* _DESCRIPTION OF THE TASK_: Retype the records exactly.

** Opening DATA FOR PROCESSING block **

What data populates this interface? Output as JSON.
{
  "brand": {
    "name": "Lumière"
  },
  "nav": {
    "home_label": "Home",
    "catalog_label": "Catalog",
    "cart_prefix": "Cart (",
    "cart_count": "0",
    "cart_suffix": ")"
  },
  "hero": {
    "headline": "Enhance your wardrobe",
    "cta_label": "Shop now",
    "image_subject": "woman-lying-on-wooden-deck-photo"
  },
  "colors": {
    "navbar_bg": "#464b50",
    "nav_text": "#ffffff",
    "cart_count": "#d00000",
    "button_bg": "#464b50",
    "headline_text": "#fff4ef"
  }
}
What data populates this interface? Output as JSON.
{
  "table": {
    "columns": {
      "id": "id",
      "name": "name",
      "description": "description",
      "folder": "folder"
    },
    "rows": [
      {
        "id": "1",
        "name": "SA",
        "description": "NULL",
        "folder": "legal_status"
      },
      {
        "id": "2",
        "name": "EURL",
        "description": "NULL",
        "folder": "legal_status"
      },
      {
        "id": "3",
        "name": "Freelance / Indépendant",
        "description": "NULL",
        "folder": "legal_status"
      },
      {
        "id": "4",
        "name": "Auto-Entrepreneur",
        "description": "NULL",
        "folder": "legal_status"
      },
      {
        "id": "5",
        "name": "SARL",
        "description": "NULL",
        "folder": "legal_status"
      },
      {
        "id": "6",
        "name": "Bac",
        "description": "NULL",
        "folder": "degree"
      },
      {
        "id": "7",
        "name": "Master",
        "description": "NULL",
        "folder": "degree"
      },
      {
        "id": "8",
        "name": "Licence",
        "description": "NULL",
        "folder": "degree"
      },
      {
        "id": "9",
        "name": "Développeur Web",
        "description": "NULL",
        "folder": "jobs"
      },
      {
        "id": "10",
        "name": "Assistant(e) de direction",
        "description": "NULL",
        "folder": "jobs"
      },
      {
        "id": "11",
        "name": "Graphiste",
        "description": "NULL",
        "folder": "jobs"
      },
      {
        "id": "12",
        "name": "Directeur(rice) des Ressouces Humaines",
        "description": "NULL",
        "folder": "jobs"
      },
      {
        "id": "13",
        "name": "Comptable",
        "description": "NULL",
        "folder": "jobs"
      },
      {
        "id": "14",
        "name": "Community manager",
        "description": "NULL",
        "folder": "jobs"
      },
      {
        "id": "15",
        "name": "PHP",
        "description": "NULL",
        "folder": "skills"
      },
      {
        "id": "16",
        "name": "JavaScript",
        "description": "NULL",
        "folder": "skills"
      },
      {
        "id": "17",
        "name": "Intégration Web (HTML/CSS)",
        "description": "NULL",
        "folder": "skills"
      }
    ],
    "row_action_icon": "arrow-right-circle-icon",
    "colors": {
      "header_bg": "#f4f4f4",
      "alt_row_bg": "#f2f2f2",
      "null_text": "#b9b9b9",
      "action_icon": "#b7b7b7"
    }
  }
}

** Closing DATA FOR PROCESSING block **

* _ANSWER SPACE_:
What data populates this interface? Output as JSON.
{
  "brand": {
    "name": "Lumière"
  },
  "nav": {
    "home_label": "Home",
    "catalog_label": "Catalog",
    "cart_prefix": "Cart (",
    "cart_count": "0",
    "cart_suffix": ")"
  },
  "hero": {
    "headline": "Enhance your wardrobe",
    "cta_label": "Shop now",
    "image_subject": "woman-lying-on-wooden-deck-photo"
  },
  "colors": {
    "navbar_bg": "#464b50",
    "nav_text": "#ffffff",
    "cart_count": "#d00000",
    "button_bg": "#464b50",
    "headline_text": "#fff4ef"
  }
}
What data populates this interface? Output as JSON.
{
  "table": {
    "columns": {
      "id": "id",
      "name": "name",
      "description": "description",
      "folder": "folder"
    },
    "rows": [
      {
        "id": "1",
        "name": "SA",
        "description": "NULL",
        "folder": "legal_status"
      },
      {
        "id": "2",
        "name": "EURL",
        "description": "NULL",
        "folder": "legal_status"
      },
      {
        "id": "3",
        "name": "Freelance / Indépendant",
        "description": "NULL",
        "folder": "legal_status"
      },
      {
        "id": "4",
        "name": "Auto-Entrepreneur",
        "description": "NULL",
        "folder": "legal_status"
      },
      {
        "id": "5",
        "name": "SARL",
        "description": "NULL",
        "folder": "legal_status"
      },
      {
        "id": "6",
        "name": "Bac",
        "description": "NULL",
        "folder": "degree"
      },
      {
        "id": "7",
        "name": "Master",
        "description": "NULL",
        "folder": "degree"
      },
      {
        "id": "8",
        "name": "Licence",
        "description": "NULL",
        "folder": "degree"
      },
      {
        "id": "9",
        "name": "Développeur Web",
        "description": "NULL",
        "folder": "jobs"
      },
      {
        "id": "10",
        "name": "Assistant(e) de direction",
        "description": "NULL",
        "folder": "jobs"
      },
      {
        "id": "11",
        "name": "Graphiste",
        "description": "NULL",
        "folder": "jobs"
      },
      {
        "id": "12",
        "name": "Directeur(rice) des Ressouces Humaines",
        "description": "NULL",
        "folder": "jobs"
      },
      {
        "id": "13",
        "name": "Comptable",
        "description": "NULL",
        "folder": "jobs"
      },
      {
        "id": "14",
        "name": "Community manager",
        "description": "NULL",
        "folder": "jobs"
      },
      {
        "id": "15",
        "name": "PHP",
        "description": "NULL",
        "folder": "skills"
      },
      {
        "id": "16",
        "name": "JavaScript",
        "description": "NULL",
        "folder": "skills"
      },
      {
        "id": "17",
        "name": "Intégration Web (HTML/CSS)",
        "description": "NULL",
        "folder": "skills"
      }
    ],
    "row_action_icon": "arrow-right-circle-icon",
    "colors": {
      "header_bg": "#f4f4f4",
      "alt_row_bg": "#f2f2f2",
      "null_text": "#b9b9b9",
      "action_icon": "#b7b7b7"
    }
  }
}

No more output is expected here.